(Dataset content begins)

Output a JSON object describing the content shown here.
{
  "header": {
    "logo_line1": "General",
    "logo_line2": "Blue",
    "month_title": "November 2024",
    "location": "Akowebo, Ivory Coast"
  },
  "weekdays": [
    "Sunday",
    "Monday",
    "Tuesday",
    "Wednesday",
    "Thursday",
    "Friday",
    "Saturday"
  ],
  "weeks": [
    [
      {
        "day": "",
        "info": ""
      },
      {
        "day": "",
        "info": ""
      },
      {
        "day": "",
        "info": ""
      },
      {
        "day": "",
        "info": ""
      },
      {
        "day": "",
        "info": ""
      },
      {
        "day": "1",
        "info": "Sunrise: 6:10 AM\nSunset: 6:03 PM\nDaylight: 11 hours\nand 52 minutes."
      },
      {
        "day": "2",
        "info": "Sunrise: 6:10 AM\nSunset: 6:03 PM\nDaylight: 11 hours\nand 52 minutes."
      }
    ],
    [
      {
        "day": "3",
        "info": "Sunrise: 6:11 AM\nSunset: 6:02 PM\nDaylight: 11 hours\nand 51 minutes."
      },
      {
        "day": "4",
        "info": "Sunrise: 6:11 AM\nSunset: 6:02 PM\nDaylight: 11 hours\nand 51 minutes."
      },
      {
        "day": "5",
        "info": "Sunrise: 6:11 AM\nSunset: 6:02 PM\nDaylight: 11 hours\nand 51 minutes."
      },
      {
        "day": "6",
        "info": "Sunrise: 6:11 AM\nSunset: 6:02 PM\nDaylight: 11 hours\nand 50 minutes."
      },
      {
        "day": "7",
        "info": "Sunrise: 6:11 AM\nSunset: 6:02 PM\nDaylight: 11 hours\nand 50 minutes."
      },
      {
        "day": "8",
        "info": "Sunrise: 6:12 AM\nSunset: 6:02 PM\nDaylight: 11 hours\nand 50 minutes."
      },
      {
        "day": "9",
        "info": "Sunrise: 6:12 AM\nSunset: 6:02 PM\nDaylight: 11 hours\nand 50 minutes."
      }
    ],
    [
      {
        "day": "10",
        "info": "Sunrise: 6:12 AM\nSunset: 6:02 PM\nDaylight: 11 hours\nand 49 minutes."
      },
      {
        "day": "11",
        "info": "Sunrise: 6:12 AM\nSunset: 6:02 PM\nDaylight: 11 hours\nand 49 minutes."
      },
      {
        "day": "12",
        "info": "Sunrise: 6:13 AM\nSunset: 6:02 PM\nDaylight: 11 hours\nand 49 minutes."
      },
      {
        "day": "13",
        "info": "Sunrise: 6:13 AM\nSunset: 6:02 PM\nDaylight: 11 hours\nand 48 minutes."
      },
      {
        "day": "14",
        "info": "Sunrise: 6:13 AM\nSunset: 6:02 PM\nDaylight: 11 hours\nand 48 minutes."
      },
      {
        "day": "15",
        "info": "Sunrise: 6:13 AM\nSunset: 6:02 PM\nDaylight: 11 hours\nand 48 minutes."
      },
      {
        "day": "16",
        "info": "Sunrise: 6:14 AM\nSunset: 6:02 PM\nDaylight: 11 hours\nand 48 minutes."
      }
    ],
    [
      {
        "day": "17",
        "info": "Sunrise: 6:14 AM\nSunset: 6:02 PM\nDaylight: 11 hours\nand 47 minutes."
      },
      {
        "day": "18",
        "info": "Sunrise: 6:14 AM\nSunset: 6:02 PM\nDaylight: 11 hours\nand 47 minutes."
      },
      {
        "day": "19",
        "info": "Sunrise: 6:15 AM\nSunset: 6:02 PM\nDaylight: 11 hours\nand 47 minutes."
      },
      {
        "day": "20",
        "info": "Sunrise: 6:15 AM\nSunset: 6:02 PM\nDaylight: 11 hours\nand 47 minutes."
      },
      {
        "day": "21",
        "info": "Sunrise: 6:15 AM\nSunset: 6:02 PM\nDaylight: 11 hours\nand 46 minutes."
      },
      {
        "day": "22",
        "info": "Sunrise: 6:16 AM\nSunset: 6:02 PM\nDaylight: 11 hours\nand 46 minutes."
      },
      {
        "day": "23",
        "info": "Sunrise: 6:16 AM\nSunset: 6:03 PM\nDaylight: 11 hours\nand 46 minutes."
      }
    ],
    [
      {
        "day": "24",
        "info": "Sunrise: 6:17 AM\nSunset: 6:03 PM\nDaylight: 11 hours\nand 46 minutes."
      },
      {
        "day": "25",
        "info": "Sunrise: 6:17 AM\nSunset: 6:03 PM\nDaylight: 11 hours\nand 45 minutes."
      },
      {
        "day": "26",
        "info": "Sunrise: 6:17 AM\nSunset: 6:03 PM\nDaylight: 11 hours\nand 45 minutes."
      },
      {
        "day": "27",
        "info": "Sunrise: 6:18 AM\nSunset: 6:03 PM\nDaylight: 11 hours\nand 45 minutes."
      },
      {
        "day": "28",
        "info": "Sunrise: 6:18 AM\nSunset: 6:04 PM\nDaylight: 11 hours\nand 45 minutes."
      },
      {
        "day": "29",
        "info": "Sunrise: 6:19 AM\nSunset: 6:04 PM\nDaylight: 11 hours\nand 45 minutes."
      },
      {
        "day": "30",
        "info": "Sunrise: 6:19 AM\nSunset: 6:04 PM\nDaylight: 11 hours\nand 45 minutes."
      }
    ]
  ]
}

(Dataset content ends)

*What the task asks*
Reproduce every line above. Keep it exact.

*Answer space*
Output a JSON object describing the content shown here.
{
  "header": {
    "logo_line1": "General",
    "logo_line2": "Blue",
    "month_title": "November 2024",
    "location": "Akowebo, Ivory Coast"
  },
  "weekdays": [
    "Sunday",
    "Monday",
    "Tuesday",
    "Wednesday",
    "Thursday",
    "Friday",
    "Saturday"
  ],
  "weeks": [
    [
      {
        "day": "",
        "info": ""
      },
      {
        "day": "",
        "info": ""
      },
      {
        "day": "",
        "info": ""
      },
      {
        "day": "",
        "info": ""
      },
      {
        "day": "",
        "info": ""
      },
      {
        "day": "1",
        "info": "Sunrise: 6:10 AM\nSunset: 6:03 PM\nDaylight: 11 hours\nand 52 minutes."
      },
      {
        "day": "2",
        "info": "Sunrise: 6:10 AM\nSunset: 6:03 PM\nDaylight: 11 hours\nand 52 minutes."
      }
    ],
    [
      {
        "day": "3",
        "info": "Sunrise: 6:11 AM\nSunset: 6:02 PM\nDaylight: 11 hours\nand 51 minutes."
      },
      {
        "day": "4",
        "info": "Sunrise: 6:11 AM\nSunset: 6:02 PM\nDaylight: 11 hours\nand 51 minutes."
      },
      {
        "day": "5",
        "info": "Sunrise: 6:11 AM\nSunset: 6:02 PM\nDaylight: 11 hours\nand 51 minutes."
      },
      {
        "day": "6",
        "info": "Sunrise: 6:11 AM\nSunset: 6:02 PM\nDaylight: 11 hours\nand 50 minutes."
      },
      {
        "day": "7",
        "info": "Sunrise: 6:11 AM\nSunset: 6:02 PM\nDaylight: 11 hours\nand 50 minutes."
      },
      {
        "day": "8",
        "info": "Sunrise: 6:12 AM\nSunset: 6:02 PM\nDaylight: 11 hours\nand 50 minutes."
      },
      {
        "day": "9",
        "info": "Sunrise: 6:12 AM\nSunset: 6:02 PM\nDaylight: 11 hours\nand 50 minutes."
      }
    ],
    [
      {
        "day": "10",
        "info": "Sunrise: 6:12 AM\nSunset: 6:02 PM\nDaylight: 11 hours\nand 49 minutes."
      },
      {
        "day": "11",
        "info": "Sunrise: 6:12 AM\nSunset: 6:02 PM\nDaylight: 11 hours\nand 49 minutes."
      },
      {
        "day": "12",
        "info": "Sunrise: 6:13 AM\nSunset: 6:02 PM\nDaylight: 11 hours\nand 49 minutes."
      },
      {
        "day": "13",
        "info": "Sunrise: 6:13 AM\nSunset: 6:02 PM\nDaylight: 11 hours\nand 48 minutes."
      },
      {
        "day": "14",
        "info": "Sunrise: 6:13 AM\nSunset: 6:02 PM\nDaylight: 11 hours\nand 48 minutes."
      },
      {
        "day": "15",
        "info": "Sunrise: 6:13 AM\nSunset: 6:02 PM\nDaylight: 11 hours\nand 48 minutes."
      },
      {
        "day": "16",
        "info": "Sunrise: 6:14 AM\nSunset: 6:02 PM\nDaylight: 11 hours\nand 48 minutes."
      }
    ],
    [
      {
        "day": "17",
        "info": "Sunrise: 6:14 AM\nSunset: 6:02 PM\nDaylight: 11 hours\nand 47 minutes."
      },
      {
        "day": "18",
        "info": "Sunrise: 6:14 AM\nSunset: 6:02 PM\nDaylight: 11 hours\nand 47 minutes."
      },
      {
        "day": "19",
        "info": "Sunrise: 6:15 AM\nSunset: 6:02 PM\nDaylight: 11 hours\nand 47 minutes."
      },
      {
        "day": "20",
        "info": "Sunrise: 6:15 AM\nSunset: 6:02 PM\nDaylight: 11 hours\nand 47 minutes."
      },
      {
        "day": "21",
        "info": "Sunrise: 6:15 AM\nSunset: 6:02 PM\nDaylight: 11 hours\nand 46 minutes."
      },
      {
        "day": "22",
        "info": "Sunrise: 6:16 AM\nSunset: 6:02 PM\nDaylight: 11 hours\nand 46 minutes."
      },
      {
        "day": "23",
        "info": "Sunrise: 6:16 AM\nSunset: 6:03 PM\nDaylight: 11 hours\nand 46 minutes."
      }
    ],
    [
      {
        "day": "24",
        "info": "Sunrise: 6:17 AM\nSunset: 6:03 PM\nDaylight: 11 hours\nand 46 minutes."
      },
      {
        "day": "25",
        "info": "Sunrise: 6:17 AM\nSunset: 6:03 PM\nDaylight: 11 hours\nand 45 minutes."
      },
      {
        "day": "26",
        "info": "Sunrise: 6:17 AM\nSunset: 6:03 PM\nDaylight: 11 hours\nand 45 minutes."
      },
      {
        "day": "27",
        "info": "Sunrise: 6:18 AM\nSunset: 6:03 PM\nDaylight: 11 hours\nand 45 minutes."
      },
      {
        "day": "28",
        "info": "Sunrise: 6:18 AM\nSunset: 6:04 PM\nDaylight: 11 hours\nand 45 minutes."
      },
      {
        "day": "29",
        "info": "Sunrise: 6:19 AM\nSunset: 6:04 PM\nDaylight: 11 hours\nand 45 minutes."
      },
      {
        "day": "30",
        "info": "Sunrise: 6:19 AM\nSunset: 6:04 PM\nDaylight: 11 hours\nand 45 minutes."
      }
    ]
  ]
}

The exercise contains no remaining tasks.